Moveout, velocity, and stacking |

**Jon Claerbout**

In this chapter we handle data as though the earth had no dipping reflectors. The earth model is one of stratified layers with velocity a (generally increasing) function of depth. We consider reflections from layers, which we process by normal moveout correction (NMO). The NMO operation is an interesting example of many general principles of linear operators and numerical analysis. Finally, using NMO, we estimate the earth's velocity with depth and we stack some data, getting a picture of an earth with dipping layers. This irony, that techniques developed for a stratified earth can give reasonable images of non-stratified reflectors, is one of the ``lucky breaks'' of seismic processing. We will explore the limitations of this phenomenon in the chapter on dip-moveout.

First, a few words about informal language. The inverse to velocity arises more frequently in seismology than the velocity itself.

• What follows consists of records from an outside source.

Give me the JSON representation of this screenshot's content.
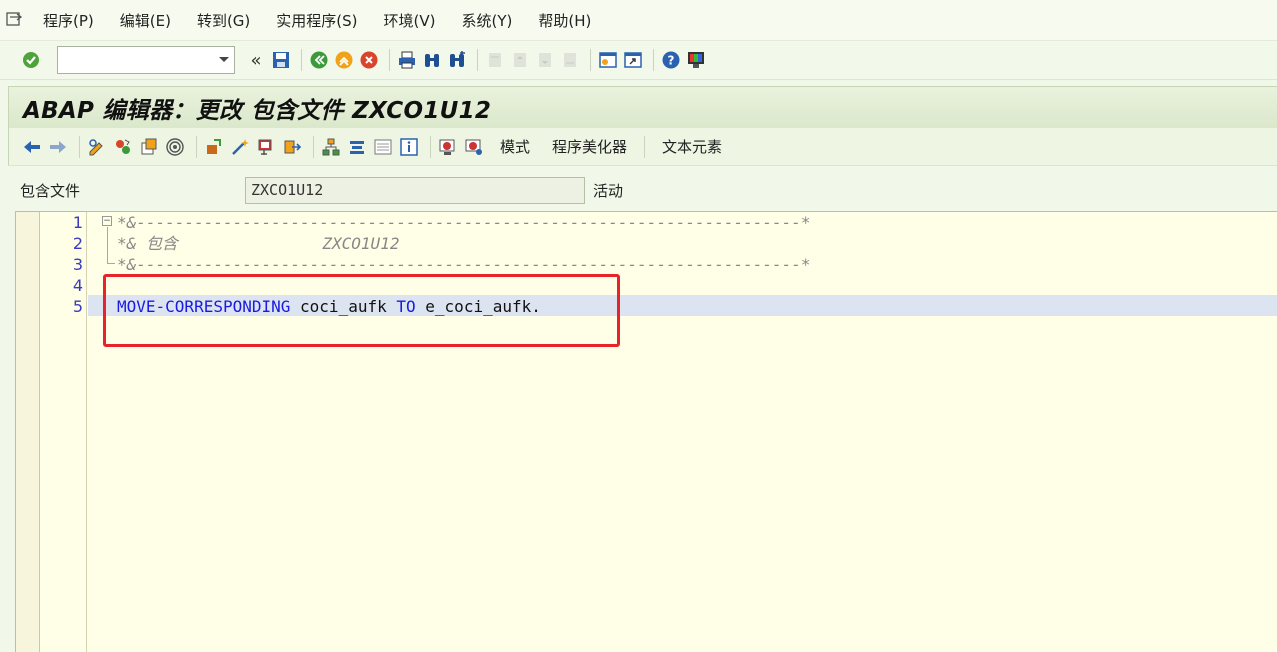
{
  "menubar": {
    "items": [
      {
        "label": "程序(P)"
      },
      {
        "label": "编辑(E)"
      },
      {
        "label": "转到(G)"
      },
      {
        "label": "实用程序(S)"
      },
      {
        "label": "环境(V)"
      },
      {
        "label": "系统(Y)"
      },
      {
        "label": "帮助(H)"
      }
    ]
  },
  "toolbar": {
    "command_value": "",
    "collapse_label": "«"
  },
  "title": "ABAP 编辑器：更改 包含文件 ZXCO1U12",
  "app_toolbar": {
    "mode_label": "模式",
    "pretty_printer_label": "程序美化器",
    "text_elements_label": "文本元素"
  },
  "include_field": {
    "label": "包含文件",
    "value": "ZXCO1U12",
    "status": "活动"
  },
  "editor": {
    "line_numbers": [
      "1",
      "2",
      "3",
      "4",
      "5"
    ],
    "lines": {
      "l1": "*&---------------------------------------------------------------------*",
      "l2": "*& 包含               ZXCO1U12",
      "l3": "*&---------------------------------------------------------------------*",
      "l5_kw1": "MOVE-CORRESPONDING",
      "l5_id1": "coci_aufk",
      "l5_kw2": "TO",
      "l5_id2": "e_coci_aufk."
    }
  },
  "colors": {
    "accent_red": "#e8232a",
    "keyword_blue": "#1a1ae0",
    "editor_bg": "#fffee6"
  }
}
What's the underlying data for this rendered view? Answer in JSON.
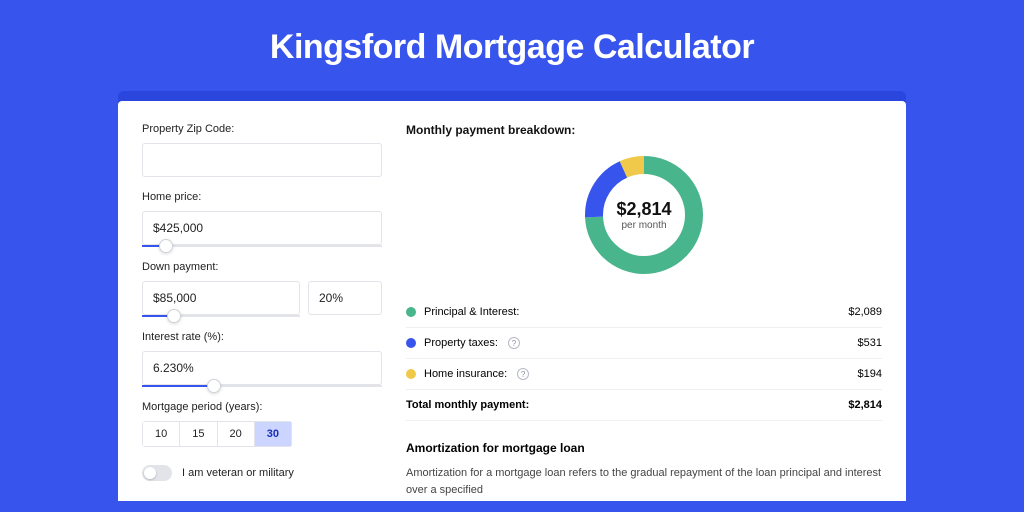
{
  "title": "Kingsford Mortgage Calculator",
  "colors": {
    "principal": "#49b58c",
    "taxes": "#3754ed",
    "insurance": "#f0c94a"
  },
  "form": {
    "zip_label": "Property Zip Code:",
    "zip_value": "",
    "home_price_label": "Home price:",
    "home_price_value": "$425,000",
    "home_price_slider_pct": 10,
    "down_label": "Down payment:",
    "down_value": "$85,000",
    "down_pct_value": "20%",
    "down_slider_pct": 20,
    "rate_label": "Interest rate (%):",
    "rate_value": "6.230%",
    "rate_slider_pct": 30,
    "period_label": "Mortgage period (years):",
    "periods": [
      "10",
      "15",
      "20",
      "30"
    ],
    "period_active": "30",
    "veteran_label": "I am veteran or military"
  },
  "chart_data": {
    "type": "pie",
    "title": "Monthly payment breakdown:",
    "center_value": "$2,814",
    "center_sub": "per month",
    "series": [
      {
        "name": "Principal & Interest:",
        "value": 2089,
        "display": "$2,089",
        "color": "#49b58c",
        "info": false
      },
      {
        "name": "Property taxes:",
        "value": 531,
        "display": "$531",
        "color": "#3754ed",
        "info": true
      },
      {
        "name": "Home insurance:",
        "value": 194,
        "display": "$194",
        "color": "#f0c94a",
        "info": true
      }
    ],
    "total_label": "Total monthly payment:",
    "total_display": "$2,814"
  },
  "amort": {
    "title": "Amortization for mortgage loan",
    "text": "Amortization for a mortgage loan refers to the gradual repayment of the loan principal and interest over a specified"
  }
}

This inverse is called the ``slowness.'' In common speech, however, the word ``velocity'' is a catch-all, so what is called a ``velocity analysis'' might actually be a plane of slowness versus time.

- INTERPOLATION AS A MATRIX

- THE NORMAL MOVEOUT MAPPING
- COMMON-MIDPOINT STACKING

- VELOCITY SPECTRA

- About this document ...

Moveout, velocity, and stacking |

2009-03-16